“Understanding Public Data,” a specified look on how to interpret data from the Public Health Network.
Professor Lisa Dierker of Wesleyan’s Psychology Department on Data Architecture, Data Sets, and Analysis:
Statistician Nate Silver using statistics to estimate the predictive value of race on politics. (courtesy of TED.com)
Peter Donnelly of Oxford University on the precariousness of statistical evidence. (courtesy of TED.com)
ECON-330: Quantitative Methods in Economics. Professor Abigail Hornstein (Fall 2010), Tien Pao-Lin (Spring 2010)
Prerequisite(s): ECON 110, or ECON 101 + a 200 level Econ Class.
QAC-201: Applied Data Analysis. Professor Lisa Dierker/Emmanuel Kaparakis (Fall 2010)
PSYC-200: Statistics: An Activity-based Approach. Professor Andrea L. Patalano (Fall 2010), Matthew M. Kurtz (Spring 2011)
Emmanuel Kaparakis, Director of Centers for Advanced Computing, Allbritton 102, firstname.lastname@example.org
James W. McGuire, Professor of Government, PAC 219, email@example.com
Erica Chenoweth, Assistant Professor of Government, Allbritton 208, firstname.lastname@example.org
Erika Franklin Fowler, Assistant Professor of Government, PAC 324, email@example.com
QAC Summer Apprenticeship Program
Since 2007, the Quantitative Analysis Center (QAC) has run a summer program where students have the opportunity to pick up skills in quantitative analysis and statistics software use while at the same time obtaining some social science research experience. As their website puts it, they have three main goals:
- To provide additional experiential learning opportunities for students by engaging them in active research projects.
- To support faculty research by training and supporting student research assistants.
- To develop and identify students that can serve as tutors during the academic year.

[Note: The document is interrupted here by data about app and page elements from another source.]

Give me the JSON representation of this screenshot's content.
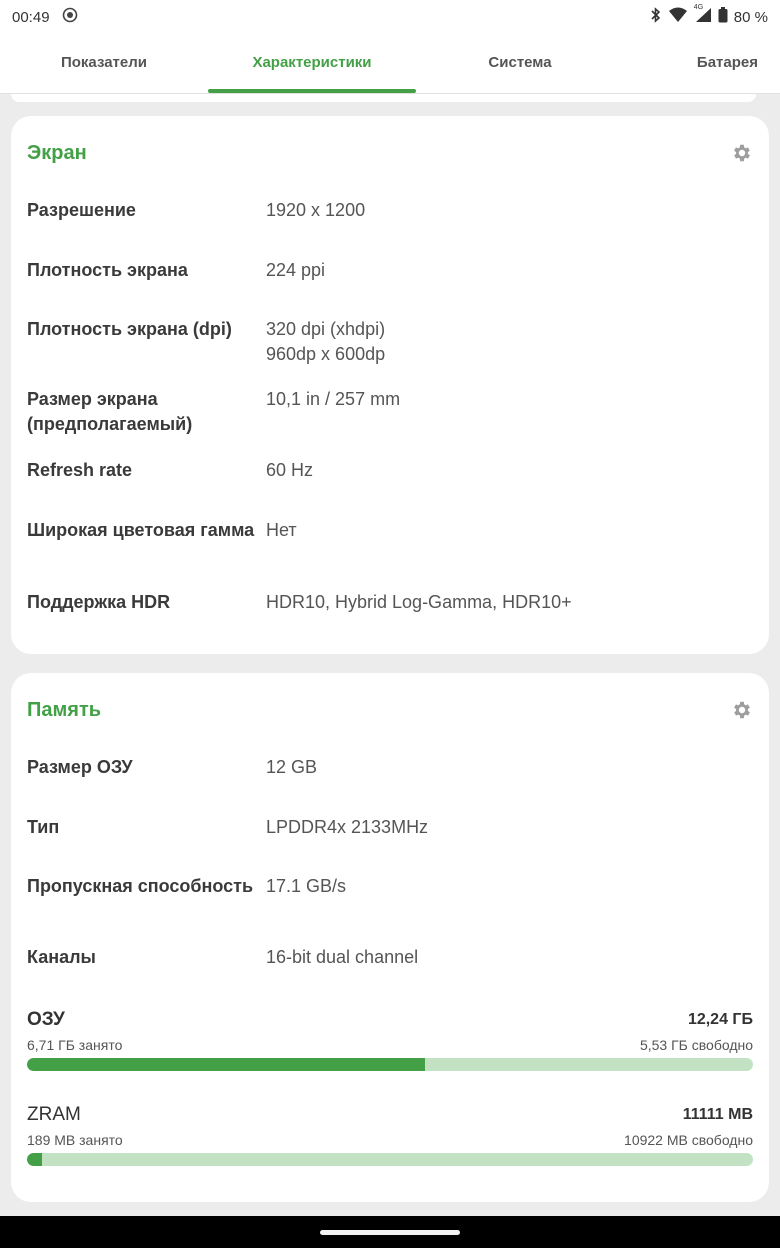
{
  "statusbar": {
    "time": "00:49",
    "battery": "80 %",
    "net": "4G"
  },
  "tabs": [
    {
      "label": "Показатели"
    },
    {
      "label": "Характеристики"
    },
    {
      "label": "Система"
    },
    {
      "label": "Батарея"
    }
  ],
  "screen_card": {
    "title": "Экран",
    "rows": [
      {
        "label": "Разрешение",
        "value": "1920 x 1200"
      },
      {
        "label": "Плотность экрана",
        "value": "224 ppi"
      },
      {
        "label": "Плотность экрана (dpi)",
        "value": "320 dpi (xhdpi)\n960dp x 600dp"
      },
      {
        "label": "Размер экрана (предполагаемый)",
        "value": "10,1 in / 257 mm"
      },
      {
        "label": "Refresh rate",
        "value": "60 Hz"
      },
      {
        "label": "Широкая цветовая гамма",
        "value": "Нет"
      },
      {
        "label": "Поддержка HDR",
        "value": "HDR10, Hybrid Log-Gamma, HDR10+"
      }
    ]
  },
  "memory_card": {
    "title": "Память",
    "rows": [
      {
        "label": "Размер ОЗУ",
        "value": "12 GB"
      },
      {
        "label": "Тип",
        "value": "LPDDR4x 2133MHz"
      },
      {
        "label": "Пропускная способность",
        "value": "17.1 GB/s"
      },
      {
        "label": "Каналы",
        "value": "16-bit dual channel"
      }
    ],
    "ram": {
      "name": "ОЗУ",
      "total": "12,24 ГБ",
      "used": "6,71 ГБ занято",
      "free": "5,53 ГБ свободно",
      "fraction": 0.548
    },
    "zram": {
      "name": "ZRAM",
      "total": "11111 MB",
      "used": "189 MB занято",
      "free": "10922 MB свободно",
      "fraction": 0.017
    }
  },
  "colors": {
    "accent": "#43a047",
    "bar_track": "#c3e2c4"
  }
}
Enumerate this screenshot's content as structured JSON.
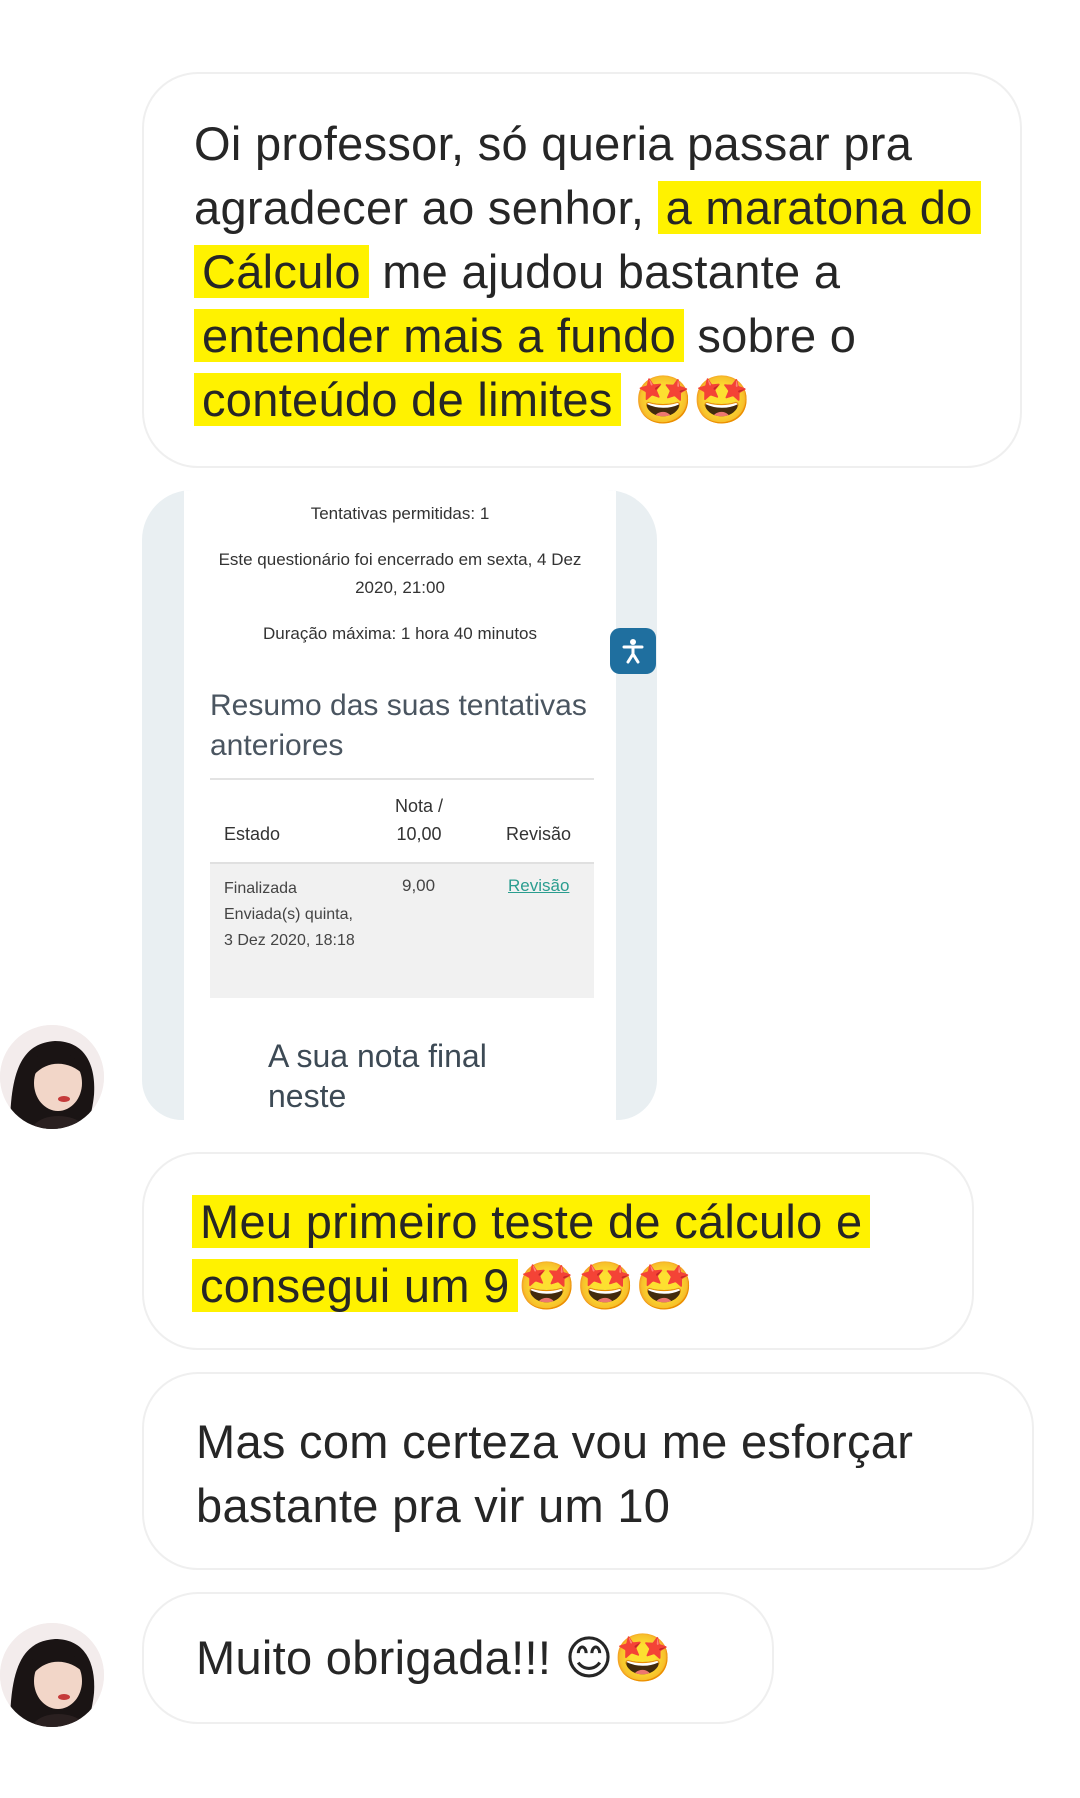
{
  "messages": [
    {
      "segments": [
        {
          "text": "Oi professor, só queria passar pra agradecer ao senhor, ",
          "hl": false
        },
        {
          "text": "a maratona do Cálculo",
          "hl": true
        },
        {
          "text": " me ajudou bastante a ",
          "hl": false
        },
        {
          "text": "entender mais a fundo",
          "hl": true
        },
        {
          "text": " sobre o ",
          "hl": false
        },
        {
          "text": "conteúdo de limites",
          "hl": true
        },
        {
          "text": " 🤩🤩",
          "hl": false
        }
      ]
    },
    {
      "segments": [
        {
          "text": "Meu primeiro teste de cálculo e consegui um 9",
          "hl": true
        },
        {
          "text": "🤩🤩🤩",
          "hl": false
        }
      ]
    },
    {
      "segments": [
        {
          "text": "Mas com certeza vou me esforçar bastante pra vir um 10",
          "hl": false
        }
      ]
    },
    {
      "segments": [
        {
          "text": "Muito obrigada!!! 😊🤩",
          "hl": false
        }
      ]
    }
  ],
  "screenshot": {
    "allowed": "Tentativas permitidas: 1",
    "closed": "Este questionário foi encerrado em sexta, 4 Dez 2020, 21:00",
    "duration": "Duração máxima: 1 hora 40 minutos",
    "summary_title": "Resumo das suas tentativas anteriores",
    "col_state": "Estado",
    "col_grade": "Nota / 10,00",
    "col_review": "Revisão",
    "row_state": "Finalizada Enviada(s) quinta, 3 Dez 2020, 18:18",
    "row_grade": "9,00",
    "row_review": "Revisão",
    "final_text": "A sua nota final neste"
  },
  "icons": {
    "accessibility": "accessibility-icon",
    "avatar": "user-avatar"
  },
  "colors": {
    "highlight": "#fff200",
    "bubble_border": "#efefef",
    "link": "#2a9d8f",
    "accessibility_button": "#1f6f9f"
  }
}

As such, not only is there research experience to be had, but a very handsome job opportunity at the end of the road. Be aware, however, that apprenticeship positions are determined and handled directly by professors, and the application goes through them. Therefore, if you’re interested, check with your professor!
For further information, head over to http://qac.blogs.wesleyan.edu/apprenticeship/.
Need help figuring out your data in SPSS, SAS, STATA, or for all you Econ-300 folks, Eviews? Tutors are available at Allbritton Center (ALLB 108) at the following times during the semester:
- Monday to Friday : 2 -5 pm
- Monday to Thursday : 7-10pm
- Sunday : 6-10pm.
Help from tutors are given on a first come, first serve basis.
If you’d like to make an appointment for other times, email firstname.lastname@example.org and make sure to include days/times that you are available as well as the gist of what the problem is.
If you’re looking for a specific tutor, check out the post schedule at: http://qac.blogs.wesleyan.edu/tutoring/schedule/.